Japan ready to hike production

Published by rudy Date posted on March 31, 2009

(Bloomberg) — Japanese companies cut inventories at an unprecedented pace in February and said they would increase production in coming months, indicating the worst of the country’s manufacturing slump may be over.

Inventories fell 4.2 percent last month, the biggest decrease since record-keeping began in 1953, the Trade Ministry said today in Tokyo. Factory output slid 9.4 percent from January, when it plunged a record 10.2 percent.

Production may rise for the first time since September after companies from Toyota Motor Corp. to Nissan Motor Co. burned off stockpiles by temporarily closing plants. Japan’s recession will linger “for the next few quarters” because global demand remains weak, said economist Tetsuro Sugiura.

“The sharp adjustments in production and inventories are probably finished,” said Sugiura, chief economist at Mizuho Research Institute in Tokyo. “But we don’t expect a sharp rebound in production because exports are dropping very significantly.”

The second monthly reduction in stockpiles brought them to the lowest level since August 2007, today’s report showed. Manufacturers said they’ll raise output 2.9 percent in March and 3.1 percent in April, ending a five-month losing streak.

Toyota expects to have adjusted inventories to levels that reflect demand by April, President Katsuaki Watanabe said last week. The carmaker, which cut global output a record 53 percent last month, plans to ease domestic production cuts from May, he said.

Nippon Steel, Nissan

Nippon Steel Corp. last month said production should improve next quarter because customers have used up their supplies. Nissan, Japan’s third-largest automaker, says it will raise domestic output next month.

“Production cuts may already be bottoming out,” said Shinichiro Kobayashi, a senior economist at Mitsubishi UFJ Research and Consulting Co. in Tokyo. “That that doesn’t necessarily mean overseas demand is already recovering.”

Exports plunged a record 49.4 percent in February from a year earlier as sales of cars and electronics dried up. The World Trade Organization said last week that global commerce will shrink 9 percent this year, the most since World War II.

Companies have been quicker to react to the drop in demand than in previous slumps, economists said. Manufacturers were reluctant to shed workers and shut plants after Japan’s stock and property bubbles burst in the early 1990s, contributing to the so-called lost decade of economic stagnation.

Learned Lesson

“As a result of that experience, Japanese managers have come to believe they need to adjust very quickly in order to avoid the excess inventories, capacity and debt of the past,” said Sugiura at Mizuho Research.
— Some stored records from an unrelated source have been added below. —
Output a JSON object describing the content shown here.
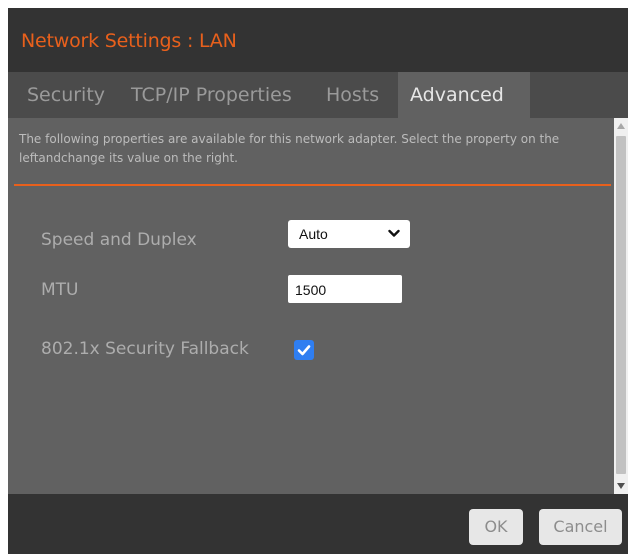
{
  "window": {
    "title": "Network Settings : LAN"
  },
  "tabs": [
    {
      "label": "Security",
      "active": false
    },
    {
      "label": "TCP/IP Properties",
      "active": false
    },
    {
      "label": "Hosts",
      "active": false
    },
    {
      "label": "Advanced",
      "active": true
    }
  ],
  "description": "The following properties are available for this network adapter. Select the property on the leftandchange its value on the right.",
  "fields": {
    "speed_duplex": {
      "label": "Speed and Duplex",
      "value": "Auto",
      "icon": "chevron-down-icon"
    },
    "mtu": {
      "label": "MTU",
      "value": "1500"
    },
    "fallback": {
      "label": "802.1x Security Fallback",
      "checked": true,
      "icon": "checkmark-icon"
    }
  },
  "buttons": {
    "ok": "OK",
    "cancel": "Cancel"
  },
  "colors": {
    "accent": "#e8601c",
    "checkbox": "#2f7ef1",
    "title_bar": "#333333",
    "content_bg": "#616161"
  }
}
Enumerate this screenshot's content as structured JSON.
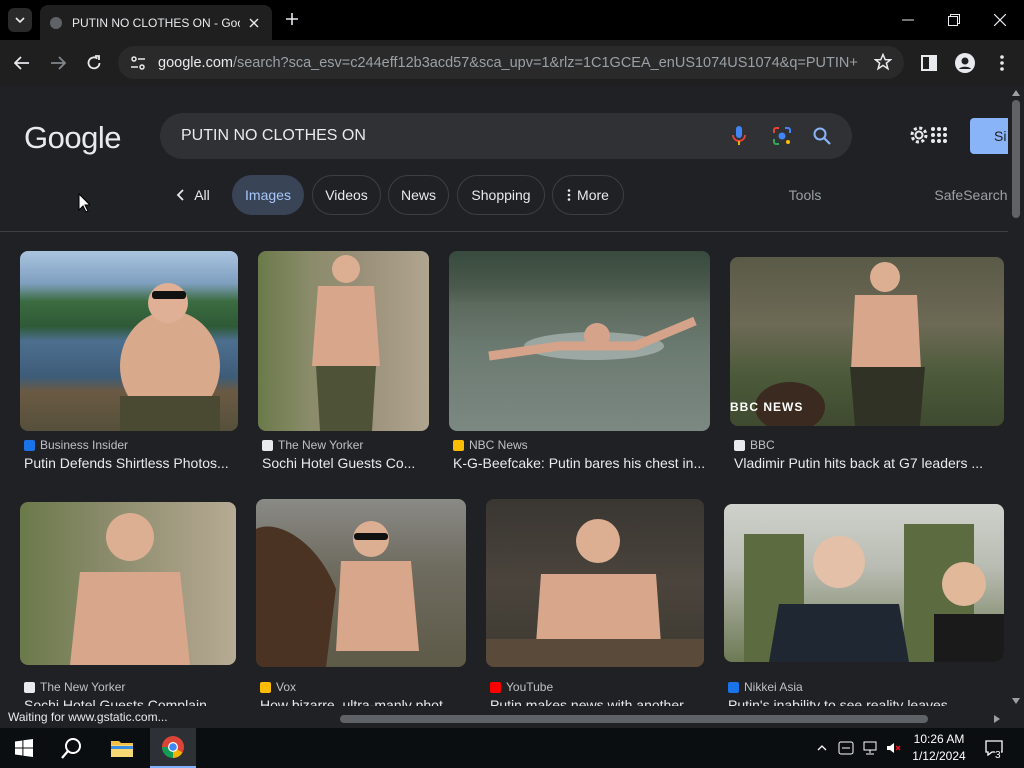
{
  "browser": {
    "tab_title": "PUTIN NO CLOTHES ON - Goog",
    "url_host": "google.com",
    "url_path": "/search?sca_esv=c244eff12b3acd57&sca_upv=1&rlz=1C1GCEA_enUS1074US1074&q=PUTIN+NO+C..."
  },
  "search": {
    "logo": "Google",
    "query": "PUTIN NO CLOTHES ON",
    "signin_label": "Si"
  },
  "chips": {
    "all": "All",
    "images": "Images",
    "videos": "Videos",
    "news": "News",
    "shopping": "Shopping",
    "more": "More",
    "tools": "Tools",
    "safesearch": "SafeSearch"
  },
  "results": [
    {
      "source": "Business Insider",
      "title": "Putin Defends Shirtless Photos...",
      "fav_color": "#1a73e8"
    },
    {
      "source": "The New Yorker",
      "title": "Sochi Hotel Guests Co...",
      "fav_color": "#e8eaed"
    },
    {
      "source": "NBC News",
      "title": "K-G-Beefcake: Putin bares his chest in...",
      "fav_color": "#fbbc04"
    },
    {
      "source": "BBC",
      "title": "Vladimir Putin hits back at G7 leaders ...",
      "fav_color": "#e8eaed"
    },
    {
      "source": "The New Yorker",
      "title": "Sochi Hotel Guests Complain ...",
      "fav_color": "#e8eaed"
    },
    {
      "source": "Vox",
      "title": "How bizarre, ultra-manly phot...",
      "fav_color": "#fbbc04"
    },
    {
      "source": "YouTube",
      "title": "Putin makes news with another...",
      "fav_color": "#ff0000"
    },
    {
      "source": "Nikkei Asia",
      "title": "Putin's inability to see reality leaves ...",
      "fav_color": "#1a73e8"
    }
  ],
  "bbc_watermark": "BBC NEWS",
  "status_text": "Waiting for www.gstatic.com...",
  "taskbar": {
    "time": "10:26 AM",
    "date": "1/12/2024",
    "notif_count": "3"
  }
}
Japanese companies aren’t alone in slashing production to get rid of stockpiles. U.S. factory inventories have fallen every month since September; in December, they dropped by 1.9 percent, the biggest monthly decline in 62 years of record- keeping. A JPMorgan Chase & Co. index of global inventory growth is close to an 11-year low, economist David Hensley said in a March 11 note.

U.S.-based Caterpillar Inc., the world’s largest maker of construction equipment, has been allowing dealers to cancel orders as it cuts production. Renault SA, France’s second- biggest carmaker, said in January that “inventory management and reduction will remain a priority throughout 2009.”
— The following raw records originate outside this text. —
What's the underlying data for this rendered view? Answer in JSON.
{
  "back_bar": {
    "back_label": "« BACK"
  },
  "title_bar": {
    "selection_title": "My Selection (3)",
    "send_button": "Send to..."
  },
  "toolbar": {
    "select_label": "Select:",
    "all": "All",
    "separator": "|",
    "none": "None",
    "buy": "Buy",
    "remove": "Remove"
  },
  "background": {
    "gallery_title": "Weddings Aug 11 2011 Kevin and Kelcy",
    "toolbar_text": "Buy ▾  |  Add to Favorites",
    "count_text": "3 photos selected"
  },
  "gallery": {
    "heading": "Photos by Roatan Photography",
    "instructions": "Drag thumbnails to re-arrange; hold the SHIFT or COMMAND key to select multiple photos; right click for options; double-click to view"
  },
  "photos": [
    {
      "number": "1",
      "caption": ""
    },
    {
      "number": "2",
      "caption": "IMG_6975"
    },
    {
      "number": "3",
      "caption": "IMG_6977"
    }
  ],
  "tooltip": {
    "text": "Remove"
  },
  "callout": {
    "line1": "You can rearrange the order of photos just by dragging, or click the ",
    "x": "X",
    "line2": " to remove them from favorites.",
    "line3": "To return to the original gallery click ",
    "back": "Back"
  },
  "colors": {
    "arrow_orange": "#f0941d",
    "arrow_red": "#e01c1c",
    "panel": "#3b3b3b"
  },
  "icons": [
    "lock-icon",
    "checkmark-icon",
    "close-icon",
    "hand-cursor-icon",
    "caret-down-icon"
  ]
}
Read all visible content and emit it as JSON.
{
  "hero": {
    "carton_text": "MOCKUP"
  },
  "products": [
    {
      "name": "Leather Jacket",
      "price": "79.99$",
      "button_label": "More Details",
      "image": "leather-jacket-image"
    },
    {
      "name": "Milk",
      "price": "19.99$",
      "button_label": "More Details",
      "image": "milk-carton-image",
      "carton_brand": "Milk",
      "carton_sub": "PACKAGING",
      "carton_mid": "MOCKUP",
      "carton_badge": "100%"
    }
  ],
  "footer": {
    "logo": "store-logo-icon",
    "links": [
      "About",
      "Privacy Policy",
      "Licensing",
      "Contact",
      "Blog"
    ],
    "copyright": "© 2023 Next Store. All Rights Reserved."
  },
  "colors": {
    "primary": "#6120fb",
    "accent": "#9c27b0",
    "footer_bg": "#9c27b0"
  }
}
“Companies have succeeded, as you can see in today’s data, at cutting inventories back,” said Richard Jerram, chief Japan economist at Macquarie Securities Ltd. in Tokyo. “They’re starting to move production back more into line with demand, which is still depressed but obviously going to be a stronger level than the January-February period.”

To contact the reporter on this story: Jason Clenfield in Tokyo at jclenfield@bloomberg.net
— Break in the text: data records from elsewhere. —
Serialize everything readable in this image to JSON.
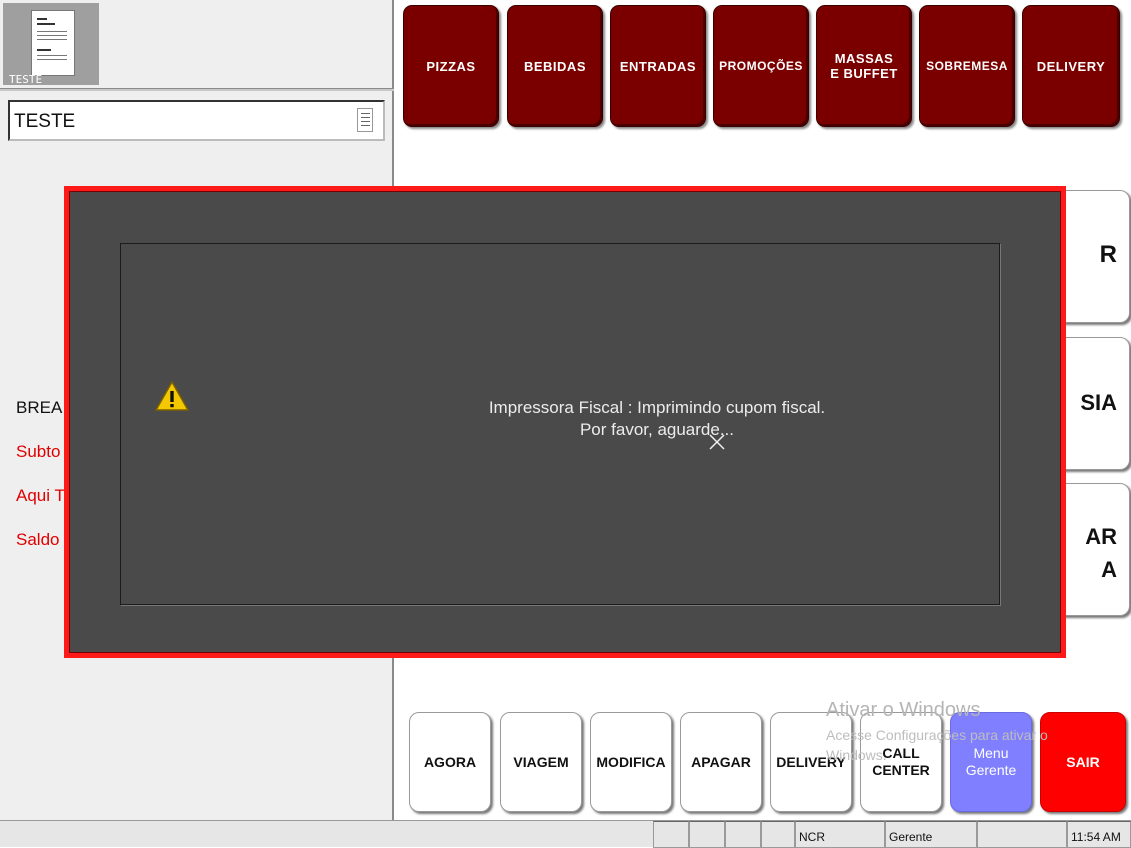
{
  "left_panel": {
    "doc_thumb_label": "TESTE",
    "order_name": "TESTE",
    "lines": {
      "break": "BREA",
      "subtotal": "Subto",
      "aqui": "Aqui T",
      "saldo": "Saldo"
    }
  },
  "categories": [
    "PIZZAS",
    "BEBIDAS",
    "ENTRADAS",
    "PROMOÇÕES",
    "MASSAS\nE BUFFET",
    "SOBREMESA",
    "DELIVERY"
  ],
  "side_buttons": [
    "R",
    "SIA",
    "AR\nA"
  ],
  "bottom_buttons": {
    "agora": "AGORA",
    "viagem": "VIAGEM",
    "modifica": "MODIFICA",
    "apagar": "APAGAR",
    "delivery": "DELIVERY",
    "call_center": "CALL\nCENTER",
    "menu_gerente": "Menu\nGerente",
    "sair": "SAIR"
  },
  "watermark": {
    "line1": "Ativar o Windows",
    "line2": "Acesse Configurações para ativar o",
    "line3": "Windows."
  },
  "status_bar": {
    "operator": "NCR",
    "role": "Gerente",
    "time": "11:54 AM"
  },
  "modal": {
    "message_line1": "Impressora Fiscal : Imprimindo cupom fiscal.",
    "message_line2": "Por favor, aguarde...",
    "icon": "warning-icon",
    "border_color": "#ff1a1a"
  },
  "colors": {
    "category_button": "#7a0000",
    "sair_button": "#ff0000",
    "menu_gerente_button": "#7f7fff",
    "total_text": "#e00000"
  }
}
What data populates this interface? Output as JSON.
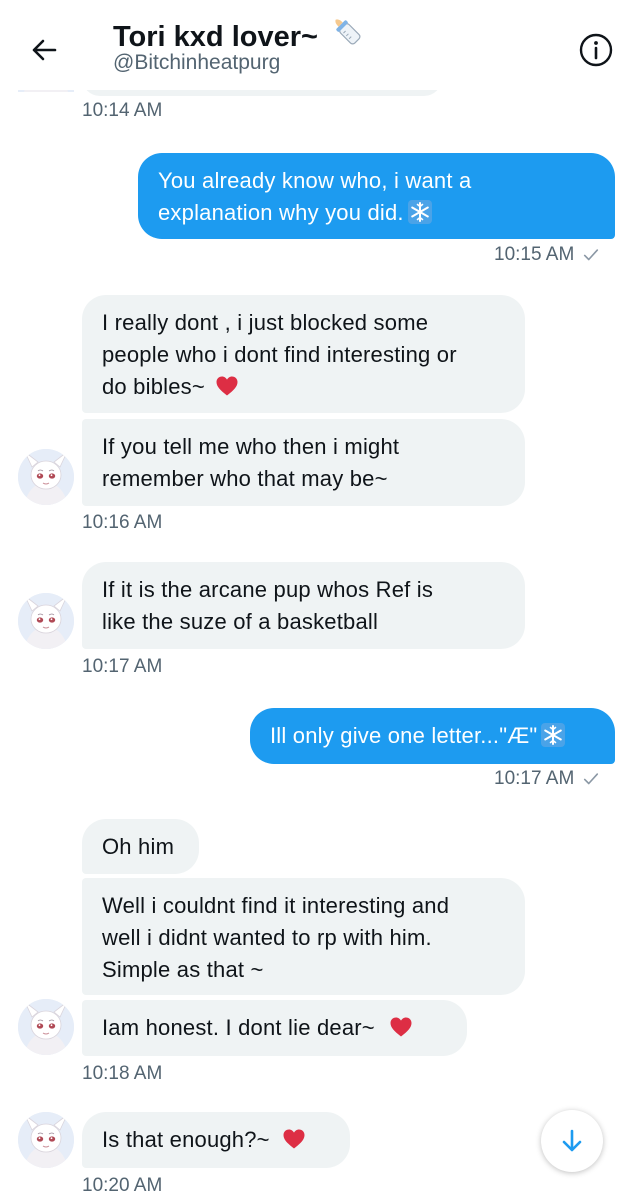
{
  "header": {
    "title": "Tori kxd lover~",
    "handle": "@Bitchinheatpurg"
  },
  "messages": [
    {
      "side": "in",
      "time": "10:14 AM"
    },
    {
      "side": "out",
      "lines": [
        "You already know who, i want a",
        "explanation why you did."
      ],
      "time": "10:15 AM"
    },
    {
      "side": "in",
      "lines": [
        "I really dont , i just blocked some",
        "people who i dont find interesting or",
        "do bibles~"
      ]
    },
    {
      "side": "in",
      "lines": [
        "If you tell me who then i might",
        "remember who that may be~"
      ],
      "time": "10:16 AM"
    },
    {
      "side": "in",
      "lines": [
        "If it is the arcane pup whos Ref is",
        "like the suze of a basketball"
      ],
      "time": "10:17 AM"
    },
    {
      "side": "out",
      "lines": [
        "Ill only give one letter...\"Æ\""
      ],
      "time": "10:17 AM"
    },
    {
      "side": "in",
      "lines": [
        "Oh him"
      ]
    },
    {
      "side": "in",
      "lines": [
        "Well i couldnt find it interesting  and",
        "well i didnt wanted to rp with him.",
        "Simple as that ~"
      ]
    },
    {
      "side": "in",
      "lines": [
        "Iam honest. I dont lie dear~"
      ],
      "time": "10:18 AM"
    },
    {
      "side": "in",
      "lines": [
        "Is that enough?~"
      ],
      "time": "10:20 AM"
    }
  ],
  "colors": {
    "outgoing_bubble": "#1d9bf0",
    "incoming_bubble": "#eff3f4",
    "secondary_text": "#536471",
    "heart": "#dd2e44"
  },
  "icons": [
    "back-arrow-icon",
    "baby-bottle-icon",
    "info-icon",
    "snowflake-icon",
    "heart-icon",
    "read-check-icon",
    "scroll-down-arrow-icon"
  ]
}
April – Month of Planet Earth

“Full speed to renewables!”


Solidarity with CTU Myanmar,
trade unions around the world,
for democracy in Myanmar,
with the daily protests of
people in Myanmar against
the military coup and
continuing oppression.


Accept National Unity Government
(NUG) of Myanmar.
Reject Military!

#WearMask #WashHands

Time to support & empower survivors.
Time to spark a global conversation.
Time for #GenerationEquality to #orangetheworld!
Trade Union Solidarity Campaigns
Get Email from NTUC
Article Categories